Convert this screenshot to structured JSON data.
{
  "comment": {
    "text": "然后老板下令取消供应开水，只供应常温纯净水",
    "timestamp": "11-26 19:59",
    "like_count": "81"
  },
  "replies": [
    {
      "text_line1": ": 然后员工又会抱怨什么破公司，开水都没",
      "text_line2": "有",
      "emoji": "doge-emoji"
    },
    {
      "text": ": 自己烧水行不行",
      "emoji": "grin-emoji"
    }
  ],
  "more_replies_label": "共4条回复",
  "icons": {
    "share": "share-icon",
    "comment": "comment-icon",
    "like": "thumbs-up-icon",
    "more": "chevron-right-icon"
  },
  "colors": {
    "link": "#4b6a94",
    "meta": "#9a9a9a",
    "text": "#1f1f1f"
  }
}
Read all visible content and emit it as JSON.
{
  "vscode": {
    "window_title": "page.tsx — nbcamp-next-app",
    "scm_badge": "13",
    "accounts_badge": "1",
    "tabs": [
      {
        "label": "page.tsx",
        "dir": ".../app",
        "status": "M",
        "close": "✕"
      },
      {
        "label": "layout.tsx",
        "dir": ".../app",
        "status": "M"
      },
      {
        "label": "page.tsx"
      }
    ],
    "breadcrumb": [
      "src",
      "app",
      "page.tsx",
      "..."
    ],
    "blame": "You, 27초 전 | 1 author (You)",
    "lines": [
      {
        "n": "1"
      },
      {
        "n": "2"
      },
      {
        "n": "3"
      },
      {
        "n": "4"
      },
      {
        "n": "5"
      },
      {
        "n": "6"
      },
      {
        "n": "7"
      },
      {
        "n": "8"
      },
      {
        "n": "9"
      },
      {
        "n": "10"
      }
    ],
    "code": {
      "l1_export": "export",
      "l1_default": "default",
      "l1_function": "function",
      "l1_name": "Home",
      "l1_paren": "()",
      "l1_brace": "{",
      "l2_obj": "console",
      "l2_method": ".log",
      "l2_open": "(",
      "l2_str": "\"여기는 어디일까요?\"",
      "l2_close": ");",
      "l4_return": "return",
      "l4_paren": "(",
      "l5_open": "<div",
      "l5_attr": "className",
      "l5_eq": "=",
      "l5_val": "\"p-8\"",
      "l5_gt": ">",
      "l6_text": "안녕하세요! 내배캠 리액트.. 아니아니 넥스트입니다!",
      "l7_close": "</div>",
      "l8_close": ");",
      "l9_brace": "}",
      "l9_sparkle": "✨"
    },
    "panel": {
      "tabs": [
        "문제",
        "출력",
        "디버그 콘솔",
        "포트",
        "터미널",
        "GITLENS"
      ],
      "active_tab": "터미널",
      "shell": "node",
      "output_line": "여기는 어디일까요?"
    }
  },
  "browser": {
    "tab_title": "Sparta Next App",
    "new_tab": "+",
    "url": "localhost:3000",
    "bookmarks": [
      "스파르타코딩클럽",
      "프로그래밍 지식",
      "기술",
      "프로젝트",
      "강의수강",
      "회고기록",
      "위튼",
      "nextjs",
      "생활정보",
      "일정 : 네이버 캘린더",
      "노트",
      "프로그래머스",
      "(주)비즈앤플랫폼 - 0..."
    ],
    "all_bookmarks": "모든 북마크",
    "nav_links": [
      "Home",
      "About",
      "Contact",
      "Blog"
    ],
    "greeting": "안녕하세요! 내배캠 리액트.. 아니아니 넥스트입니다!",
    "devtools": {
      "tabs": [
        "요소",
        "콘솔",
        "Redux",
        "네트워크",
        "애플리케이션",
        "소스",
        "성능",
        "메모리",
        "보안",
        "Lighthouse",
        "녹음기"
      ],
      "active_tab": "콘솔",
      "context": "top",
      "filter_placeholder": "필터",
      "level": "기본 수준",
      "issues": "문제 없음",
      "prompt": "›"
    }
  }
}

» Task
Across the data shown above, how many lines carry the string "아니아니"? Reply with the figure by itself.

» Exercise solution
2